A psalter is a personal book of psalms. Henry VIII’s psalter was written in Latin and illuminated by Jean Mallard, a Frenchman who had worked for Francis I but moved to England. He appears in Henry’s accounts from 1539-1541. Henry then added his own notes in the margin in much the same way that other psalter owners contemplated the psalms and wrote down important information.
Henry VIII is shown as King David – his favourite biblical character. The psalter is in the possession of the British Library. It’s seven miniatures provide an interesting view of the Henry VIII. This image shows Henry in his private chamber contemplating the word of God day and night – an idea that many of his subjects might have found somewhat ironic not to mention Henry’s idea that he was amongst the blessed – he was after all God’s representative on Earth and Defender of the Faith. He even had a medal struck to that effect in 1545 some two decades after the Pope awarded him the title and before he’d broken with Rome. Double click on the image to open a new window at the British Library’s website. Amongst the illustrations are Henry taking on the French Goliath.
Henry’s role model for his book of personal devotions may well have been his paternal grandmother, Lady Margaret Beaufort, who was well known for her own piety. She had control of the school room and royal nursery during Henry’s childhood. Amongst Lady Margaret’s prized possessions, apart from a piece of the True Cross, was her Book of Hours also known as The Beaufort Book of Hours.
A Book of Hours is a book of prayers that follows the canonical devotions – or the cycle of prayers said by monks and nuns. At the heart of any book of hours for private use were the prayers for the Virgin Mary to be said eight times a day. Wealthy women often received richly decorated books of hours as part of their wedding present or dowry. They then recorded key family events in their prayer books. Lady Margaret Beaufort was no exception to this.
Her Book of Hours also contained a calendar of saints days and she used this to mark in important events in her own family including the birth of Henry VIII although it is not as carefully recorded as the birth of Henry’s older doomed brother Arthur. She also owned Richard III’s Book of Hours which he may have taken with him to Bosworth. She did not systematically remove his name from the text but did add her own at the back.

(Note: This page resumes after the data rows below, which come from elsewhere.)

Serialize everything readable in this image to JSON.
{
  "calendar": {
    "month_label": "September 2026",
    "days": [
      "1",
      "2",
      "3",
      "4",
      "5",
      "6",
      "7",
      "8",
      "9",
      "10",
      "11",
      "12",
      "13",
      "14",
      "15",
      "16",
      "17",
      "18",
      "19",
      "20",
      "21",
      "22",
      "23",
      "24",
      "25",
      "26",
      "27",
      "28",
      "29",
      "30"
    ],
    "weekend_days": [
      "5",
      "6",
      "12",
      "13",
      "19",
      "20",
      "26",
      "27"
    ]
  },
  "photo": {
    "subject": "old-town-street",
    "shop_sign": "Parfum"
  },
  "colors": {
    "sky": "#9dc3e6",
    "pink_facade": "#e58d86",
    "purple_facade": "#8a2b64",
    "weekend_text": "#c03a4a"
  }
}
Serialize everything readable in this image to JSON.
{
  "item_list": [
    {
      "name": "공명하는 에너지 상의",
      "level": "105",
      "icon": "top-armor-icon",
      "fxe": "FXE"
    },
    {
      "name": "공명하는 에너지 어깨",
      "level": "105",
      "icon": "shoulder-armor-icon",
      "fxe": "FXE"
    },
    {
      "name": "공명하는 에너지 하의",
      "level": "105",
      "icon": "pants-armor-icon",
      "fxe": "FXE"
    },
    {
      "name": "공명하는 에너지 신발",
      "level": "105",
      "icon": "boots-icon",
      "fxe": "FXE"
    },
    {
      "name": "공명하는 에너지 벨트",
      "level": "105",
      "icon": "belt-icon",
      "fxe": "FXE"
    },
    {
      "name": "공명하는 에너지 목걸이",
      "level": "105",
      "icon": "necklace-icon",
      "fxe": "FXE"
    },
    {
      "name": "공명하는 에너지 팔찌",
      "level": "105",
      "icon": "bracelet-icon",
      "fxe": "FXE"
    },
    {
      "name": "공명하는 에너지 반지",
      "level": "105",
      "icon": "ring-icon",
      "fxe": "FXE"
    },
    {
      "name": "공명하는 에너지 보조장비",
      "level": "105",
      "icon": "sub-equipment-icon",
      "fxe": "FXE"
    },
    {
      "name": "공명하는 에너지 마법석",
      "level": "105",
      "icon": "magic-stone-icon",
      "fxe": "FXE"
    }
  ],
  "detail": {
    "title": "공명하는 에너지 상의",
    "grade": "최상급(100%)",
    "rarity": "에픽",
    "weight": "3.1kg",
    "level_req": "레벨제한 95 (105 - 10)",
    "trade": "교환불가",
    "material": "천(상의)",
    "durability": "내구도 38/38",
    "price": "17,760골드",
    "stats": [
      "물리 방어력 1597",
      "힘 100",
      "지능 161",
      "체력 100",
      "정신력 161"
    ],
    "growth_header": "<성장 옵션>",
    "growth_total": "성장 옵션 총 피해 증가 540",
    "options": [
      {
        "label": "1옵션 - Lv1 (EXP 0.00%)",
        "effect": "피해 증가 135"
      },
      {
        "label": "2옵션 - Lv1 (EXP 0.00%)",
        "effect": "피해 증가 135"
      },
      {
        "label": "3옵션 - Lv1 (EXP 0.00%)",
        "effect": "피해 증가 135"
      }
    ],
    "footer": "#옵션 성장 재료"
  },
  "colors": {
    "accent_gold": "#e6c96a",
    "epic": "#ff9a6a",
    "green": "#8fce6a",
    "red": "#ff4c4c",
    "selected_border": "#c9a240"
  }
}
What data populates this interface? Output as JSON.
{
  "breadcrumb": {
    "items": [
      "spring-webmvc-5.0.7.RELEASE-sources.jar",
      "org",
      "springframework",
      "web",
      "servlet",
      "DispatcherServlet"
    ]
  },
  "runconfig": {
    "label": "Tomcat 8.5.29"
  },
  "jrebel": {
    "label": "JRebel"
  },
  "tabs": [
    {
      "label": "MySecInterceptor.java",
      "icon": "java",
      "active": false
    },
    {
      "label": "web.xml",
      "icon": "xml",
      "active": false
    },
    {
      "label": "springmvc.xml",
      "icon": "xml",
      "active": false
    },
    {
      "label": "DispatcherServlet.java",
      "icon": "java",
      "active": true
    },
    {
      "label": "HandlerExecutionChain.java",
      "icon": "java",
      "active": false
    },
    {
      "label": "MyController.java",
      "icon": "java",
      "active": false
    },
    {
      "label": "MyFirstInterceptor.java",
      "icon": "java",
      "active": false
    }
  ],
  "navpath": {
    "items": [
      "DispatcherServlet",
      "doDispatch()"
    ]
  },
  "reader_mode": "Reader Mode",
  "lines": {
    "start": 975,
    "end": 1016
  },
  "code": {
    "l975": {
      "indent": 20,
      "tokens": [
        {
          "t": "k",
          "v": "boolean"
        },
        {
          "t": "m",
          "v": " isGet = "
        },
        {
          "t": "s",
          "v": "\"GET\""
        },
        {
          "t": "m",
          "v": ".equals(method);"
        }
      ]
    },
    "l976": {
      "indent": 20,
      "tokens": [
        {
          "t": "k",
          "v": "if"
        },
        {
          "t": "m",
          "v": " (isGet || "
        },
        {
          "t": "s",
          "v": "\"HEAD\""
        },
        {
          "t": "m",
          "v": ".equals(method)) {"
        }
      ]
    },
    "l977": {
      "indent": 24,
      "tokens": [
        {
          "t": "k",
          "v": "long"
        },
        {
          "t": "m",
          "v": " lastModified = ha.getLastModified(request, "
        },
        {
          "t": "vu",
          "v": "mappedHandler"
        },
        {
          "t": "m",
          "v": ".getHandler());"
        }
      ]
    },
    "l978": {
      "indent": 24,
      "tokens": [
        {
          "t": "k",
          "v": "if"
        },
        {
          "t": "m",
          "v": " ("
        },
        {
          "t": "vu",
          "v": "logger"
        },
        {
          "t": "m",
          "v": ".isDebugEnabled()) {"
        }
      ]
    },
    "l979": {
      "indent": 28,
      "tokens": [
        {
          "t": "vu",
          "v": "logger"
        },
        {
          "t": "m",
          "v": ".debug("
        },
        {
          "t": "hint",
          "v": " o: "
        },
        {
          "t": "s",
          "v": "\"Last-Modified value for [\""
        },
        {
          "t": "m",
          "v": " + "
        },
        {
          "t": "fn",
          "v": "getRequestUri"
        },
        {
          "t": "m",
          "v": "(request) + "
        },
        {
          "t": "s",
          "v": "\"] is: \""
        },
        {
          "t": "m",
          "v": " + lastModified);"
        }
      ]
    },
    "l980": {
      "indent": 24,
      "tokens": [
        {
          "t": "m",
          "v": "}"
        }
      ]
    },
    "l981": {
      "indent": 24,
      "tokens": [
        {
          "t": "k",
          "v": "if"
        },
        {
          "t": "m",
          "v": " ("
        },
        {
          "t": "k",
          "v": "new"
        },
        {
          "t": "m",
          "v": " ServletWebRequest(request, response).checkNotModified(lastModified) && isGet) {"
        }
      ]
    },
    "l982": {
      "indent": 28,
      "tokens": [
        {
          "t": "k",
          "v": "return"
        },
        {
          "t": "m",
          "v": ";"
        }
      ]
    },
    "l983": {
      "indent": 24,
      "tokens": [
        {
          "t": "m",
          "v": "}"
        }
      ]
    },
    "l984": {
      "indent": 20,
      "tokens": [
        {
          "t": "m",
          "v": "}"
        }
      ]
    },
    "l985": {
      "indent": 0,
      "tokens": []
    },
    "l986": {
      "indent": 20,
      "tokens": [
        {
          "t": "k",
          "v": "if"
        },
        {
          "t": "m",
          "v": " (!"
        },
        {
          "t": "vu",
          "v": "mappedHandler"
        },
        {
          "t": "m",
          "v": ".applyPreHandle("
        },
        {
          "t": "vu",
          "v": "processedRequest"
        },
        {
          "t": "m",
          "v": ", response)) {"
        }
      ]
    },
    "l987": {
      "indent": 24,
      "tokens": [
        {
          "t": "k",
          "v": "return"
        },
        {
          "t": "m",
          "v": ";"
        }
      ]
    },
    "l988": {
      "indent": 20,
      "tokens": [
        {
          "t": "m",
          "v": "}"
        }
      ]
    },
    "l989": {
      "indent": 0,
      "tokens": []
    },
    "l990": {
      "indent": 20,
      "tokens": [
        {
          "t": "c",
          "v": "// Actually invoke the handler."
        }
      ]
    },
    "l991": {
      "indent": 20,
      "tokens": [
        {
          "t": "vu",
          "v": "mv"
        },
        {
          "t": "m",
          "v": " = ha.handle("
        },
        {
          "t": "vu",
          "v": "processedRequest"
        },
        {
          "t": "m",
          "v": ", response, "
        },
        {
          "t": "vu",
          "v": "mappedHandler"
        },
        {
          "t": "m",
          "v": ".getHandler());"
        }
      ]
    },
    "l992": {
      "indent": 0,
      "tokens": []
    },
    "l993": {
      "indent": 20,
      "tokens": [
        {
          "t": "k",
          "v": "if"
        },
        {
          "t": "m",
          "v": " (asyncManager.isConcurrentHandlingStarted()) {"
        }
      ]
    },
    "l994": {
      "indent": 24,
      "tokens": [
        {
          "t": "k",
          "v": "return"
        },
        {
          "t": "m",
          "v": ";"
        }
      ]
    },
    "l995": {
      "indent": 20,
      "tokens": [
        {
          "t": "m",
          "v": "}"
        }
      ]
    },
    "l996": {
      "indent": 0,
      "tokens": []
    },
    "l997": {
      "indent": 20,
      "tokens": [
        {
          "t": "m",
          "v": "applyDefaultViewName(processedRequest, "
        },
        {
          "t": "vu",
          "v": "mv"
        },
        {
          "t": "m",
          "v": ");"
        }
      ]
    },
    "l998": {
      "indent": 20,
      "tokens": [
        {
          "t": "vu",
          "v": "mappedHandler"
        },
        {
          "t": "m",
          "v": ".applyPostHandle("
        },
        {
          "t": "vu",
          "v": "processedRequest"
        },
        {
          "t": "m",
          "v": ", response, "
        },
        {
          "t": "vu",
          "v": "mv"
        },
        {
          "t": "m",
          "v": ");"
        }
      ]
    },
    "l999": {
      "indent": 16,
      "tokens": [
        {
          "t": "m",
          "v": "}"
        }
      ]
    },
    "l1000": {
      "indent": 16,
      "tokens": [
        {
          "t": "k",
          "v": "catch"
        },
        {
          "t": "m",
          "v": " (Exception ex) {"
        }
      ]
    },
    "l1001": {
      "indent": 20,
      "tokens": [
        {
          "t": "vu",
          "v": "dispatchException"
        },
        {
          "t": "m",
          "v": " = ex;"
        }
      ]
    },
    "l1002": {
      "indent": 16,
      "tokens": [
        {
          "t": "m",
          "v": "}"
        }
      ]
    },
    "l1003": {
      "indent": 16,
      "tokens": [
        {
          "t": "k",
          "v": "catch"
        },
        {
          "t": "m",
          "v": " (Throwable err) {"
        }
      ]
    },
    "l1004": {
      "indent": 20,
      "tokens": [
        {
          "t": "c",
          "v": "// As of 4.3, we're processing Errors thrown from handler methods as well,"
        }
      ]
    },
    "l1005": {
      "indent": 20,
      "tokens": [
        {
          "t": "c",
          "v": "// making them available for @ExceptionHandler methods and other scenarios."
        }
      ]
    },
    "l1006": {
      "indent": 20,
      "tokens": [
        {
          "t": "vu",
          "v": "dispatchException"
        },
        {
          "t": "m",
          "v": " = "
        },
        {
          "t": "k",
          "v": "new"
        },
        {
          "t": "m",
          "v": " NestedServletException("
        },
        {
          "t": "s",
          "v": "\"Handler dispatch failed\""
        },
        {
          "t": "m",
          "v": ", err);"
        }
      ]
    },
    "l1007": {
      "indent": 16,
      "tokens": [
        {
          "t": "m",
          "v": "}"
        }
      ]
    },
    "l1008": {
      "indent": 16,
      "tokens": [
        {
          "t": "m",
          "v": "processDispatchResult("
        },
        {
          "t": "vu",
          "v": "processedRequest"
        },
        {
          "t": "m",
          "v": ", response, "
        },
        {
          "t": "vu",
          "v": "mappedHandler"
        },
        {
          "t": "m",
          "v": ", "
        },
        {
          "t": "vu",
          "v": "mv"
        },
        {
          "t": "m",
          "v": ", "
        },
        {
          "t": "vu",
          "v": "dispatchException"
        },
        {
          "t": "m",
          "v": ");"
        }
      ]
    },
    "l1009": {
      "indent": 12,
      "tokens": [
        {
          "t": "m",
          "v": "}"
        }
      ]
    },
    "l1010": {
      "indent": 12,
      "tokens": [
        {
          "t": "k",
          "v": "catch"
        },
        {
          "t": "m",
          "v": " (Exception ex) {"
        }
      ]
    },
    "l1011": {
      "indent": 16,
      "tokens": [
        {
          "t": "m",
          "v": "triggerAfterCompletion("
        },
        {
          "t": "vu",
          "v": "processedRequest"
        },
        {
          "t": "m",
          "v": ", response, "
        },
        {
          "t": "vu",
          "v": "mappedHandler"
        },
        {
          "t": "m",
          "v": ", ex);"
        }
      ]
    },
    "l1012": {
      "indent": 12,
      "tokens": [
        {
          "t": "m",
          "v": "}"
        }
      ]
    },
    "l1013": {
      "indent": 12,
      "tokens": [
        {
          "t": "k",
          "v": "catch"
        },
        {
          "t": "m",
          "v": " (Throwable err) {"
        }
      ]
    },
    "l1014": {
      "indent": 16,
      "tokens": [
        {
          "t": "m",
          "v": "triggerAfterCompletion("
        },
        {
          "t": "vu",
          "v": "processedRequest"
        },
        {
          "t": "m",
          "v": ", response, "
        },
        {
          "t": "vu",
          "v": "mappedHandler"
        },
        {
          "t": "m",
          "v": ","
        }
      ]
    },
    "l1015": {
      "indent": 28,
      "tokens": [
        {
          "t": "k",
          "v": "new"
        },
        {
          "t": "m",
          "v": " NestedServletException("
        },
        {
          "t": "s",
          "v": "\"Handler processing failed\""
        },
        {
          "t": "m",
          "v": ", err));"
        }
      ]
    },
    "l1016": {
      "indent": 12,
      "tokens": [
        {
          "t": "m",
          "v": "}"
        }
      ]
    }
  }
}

It is perhaps not surprising that I can think of two Books of Hours without very much effort. Further study reveals that there are almost eight hundred of them in existence in various libraries as well as being depicted in various images. Owned by the very wealthy these books not only bespoke their piety but also their wealth as the miniatures and illuminated letters were expensive commodities. Duffy explains that several of the later Tudor Books of Hours were given by Elizabeth of York to members of the court but that these were not so richly illuminated and that there were increasing numbers of more cheaply printed Books of Hours which made the apparently generous habit of this gift giving a little more to Henry VII’s liking no doubt.
In fact the more closely you look the more that it is possible to find evidence of royal Tudor piety. We even have Henry VIII’s rosary which is on loan from Chatsworth to the National Portrait Gallery. He had many others which are listed in inventories of his possessions. He used his rosary throughout his reign even though the growing tide of Protestantism would dismiss them as Popish by the time his daughter Elizabeth was on the throne. On a more anonymous but perhaps more moving note several rosaries were salvaged from Henry’s flagship the Mary Rose.
Duffy, Eamon. Marking the Hours: English People and their Prayers 1240-1570